"money, O Drug! said I aloud, what art thou good for?"

Crusoe’s outburst on money is one of the most famous passages of the novel. He convincingly argues that money is useless to him in his situation, with tools and food of far more value. In this way he effectively rejects a central pillar of western society.

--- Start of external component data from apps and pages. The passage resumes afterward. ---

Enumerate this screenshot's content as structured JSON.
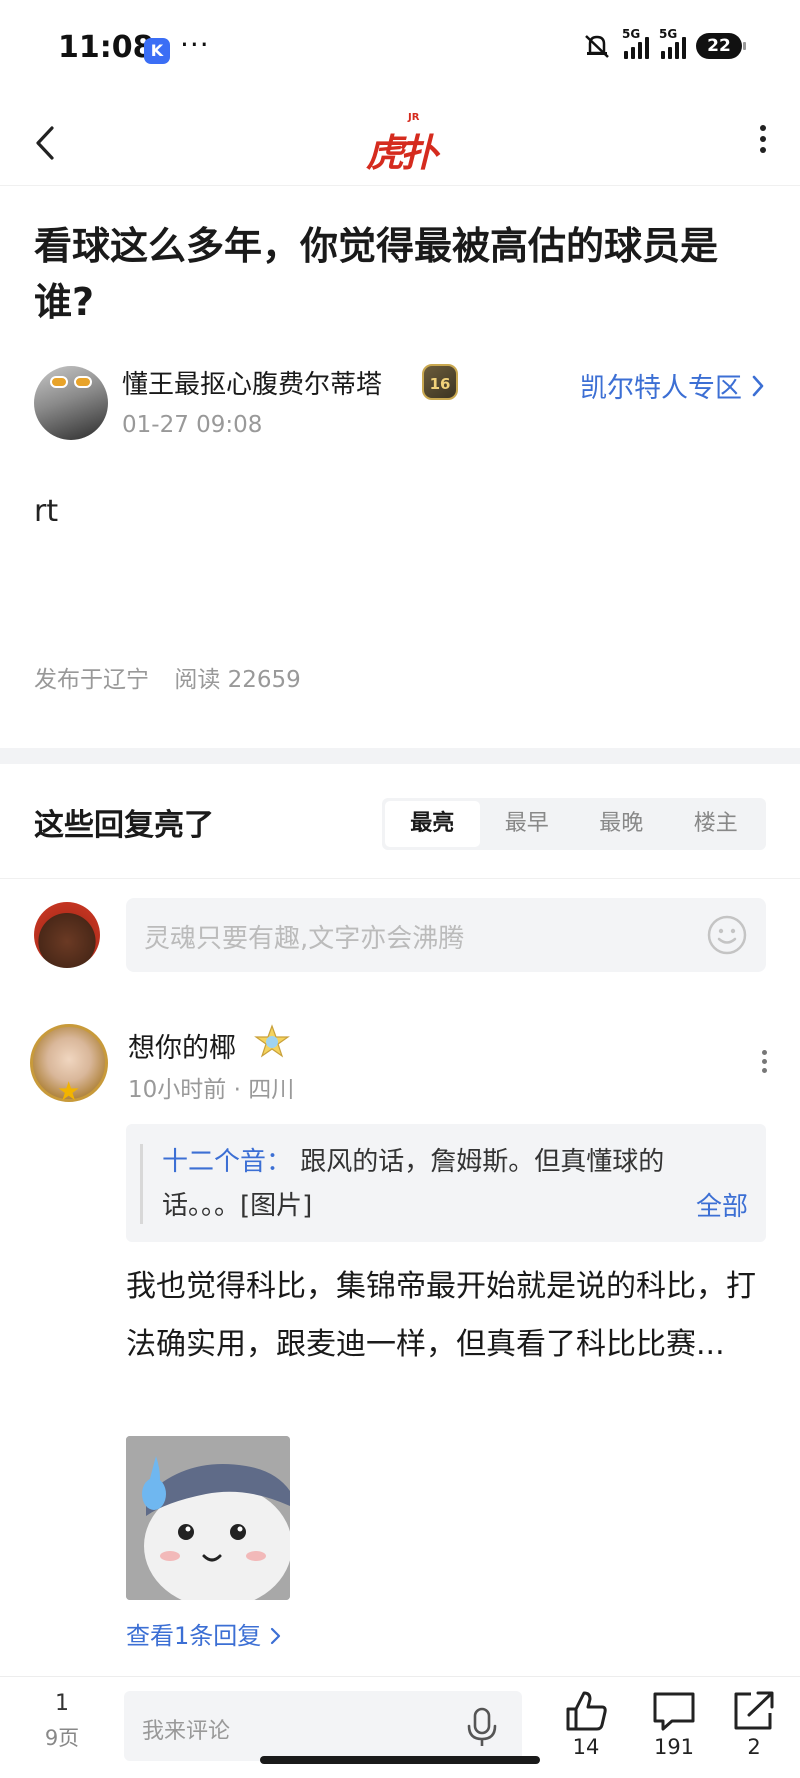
{
  "status_bar": {
    "time": "11:08",
    "app_icon_letter": "K",
    "more": "···",
    "network_1": "5G",
    "network_2": "5G",
    "battery": "22"
  },
  "header": {
    "logo_text": "虎扑",
    "logo_sup": "JR"
  },
  "post": {
    "title": "看球这么多年，你觉得最被高估的球员是谁?",
    "author": "懂王最抠心腹费尔蒂塔",
    "author_level": "16",
    "time": "01-27 09:08",
    "zone_link": "凯尔特人专区",
    "body": "rt",
    "location": "发布于辽宁",
    "reads": "阅读 22659"
  },
  "replies_section": {
    "title": "这些回复亮了",
    "sort_tabs": [
      "最亮",
      "最早",
      "最晚",
      "楼主"
    ],
    "active_tab": "最亮",
    "comment_placeholder": "灵魂只要有趣,文字亦会沸腾"
  },
  "reply": {
    "user": "想你的椰",
    "time_location": "10小时前 · 四川",
    "quote_user": "十二个音：",
    "quote_text": "跟风的话，詹姆斯。但真懂球的话。。。[图片]",
    "quote_expand": "全部",
    "text": "我也觉得科比，集锦帝最开始就是说的科比，打法确实用，跟麦迪一样，但真看了科比比赛...",
    "view_replies": "查看1条回复"
  },
  "bottom_bar": {
    "page_current": "1",
    "page_total": "9页",
    "input_placeholder": "我来评论",
    "likes": "14",
    "comments": "191",
    "shares": "2"
  },
  "colors": {
    "brand_red": "#d52b1e",
    "link_blue": "#3c6fd4",
    "muted": "#999999",
    "band": "#f2f3f5"
  },
  "icons": [
    "back-icon",
    "more-vertical-icon",
    "chevron-right-icon",
    "emoji-icon",
    "mic-icon",
    "like-icon",
    "comment-icon",
    "share-icon"
  ]
}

However, these words prove to be somewhat at odds with his materialistic attitude – he keeps the money safe and takes it with him on his escape from the island.